* _Records supplied_
►

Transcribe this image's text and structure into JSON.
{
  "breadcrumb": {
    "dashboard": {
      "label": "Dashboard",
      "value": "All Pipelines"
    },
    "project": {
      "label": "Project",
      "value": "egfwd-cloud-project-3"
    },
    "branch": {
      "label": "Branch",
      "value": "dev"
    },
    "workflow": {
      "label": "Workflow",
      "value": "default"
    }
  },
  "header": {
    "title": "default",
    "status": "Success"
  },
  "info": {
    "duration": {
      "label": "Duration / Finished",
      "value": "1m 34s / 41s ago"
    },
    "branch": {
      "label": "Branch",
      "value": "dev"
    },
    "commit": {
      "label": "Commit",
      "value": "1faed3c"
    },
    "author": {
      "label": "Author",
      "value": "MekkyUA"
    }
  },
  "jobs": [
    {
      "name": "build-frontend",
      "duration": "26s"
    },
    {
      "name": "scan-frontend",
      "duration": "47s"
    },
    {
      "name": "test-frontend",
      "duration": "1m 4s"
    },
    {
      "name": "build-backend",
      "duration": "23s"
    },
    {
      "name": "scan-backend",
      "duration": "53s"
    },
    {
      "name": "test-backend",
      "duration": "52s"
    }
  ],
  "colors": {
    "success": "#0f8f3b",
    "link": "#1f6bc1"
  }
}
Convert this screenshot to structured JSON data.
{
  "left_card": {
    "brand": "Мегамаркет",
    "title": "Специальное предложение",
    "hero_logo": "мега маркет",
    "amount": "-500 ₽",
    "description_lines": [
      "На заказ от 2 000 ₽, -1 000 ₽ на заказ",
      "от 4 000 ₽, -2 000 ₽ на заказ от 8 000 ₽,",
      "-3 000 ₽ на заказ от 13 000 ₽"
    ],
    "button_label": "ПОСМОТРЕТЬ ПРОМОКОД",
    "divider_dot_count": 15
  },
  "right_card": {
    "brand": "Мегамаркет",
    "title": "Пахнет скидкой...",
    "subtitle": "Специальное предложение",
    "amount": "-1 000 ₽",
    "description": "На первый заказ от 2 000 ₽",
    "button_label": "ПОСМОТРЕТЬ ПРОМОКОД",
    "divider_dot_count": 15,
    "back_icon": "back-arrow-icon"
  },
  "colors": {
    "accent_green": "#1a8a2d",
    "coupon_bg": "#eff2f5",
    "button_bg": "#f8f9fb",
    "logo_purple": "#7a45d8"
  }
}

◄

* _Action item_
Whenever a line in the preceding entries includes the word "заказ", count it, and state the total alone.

* _Response_
4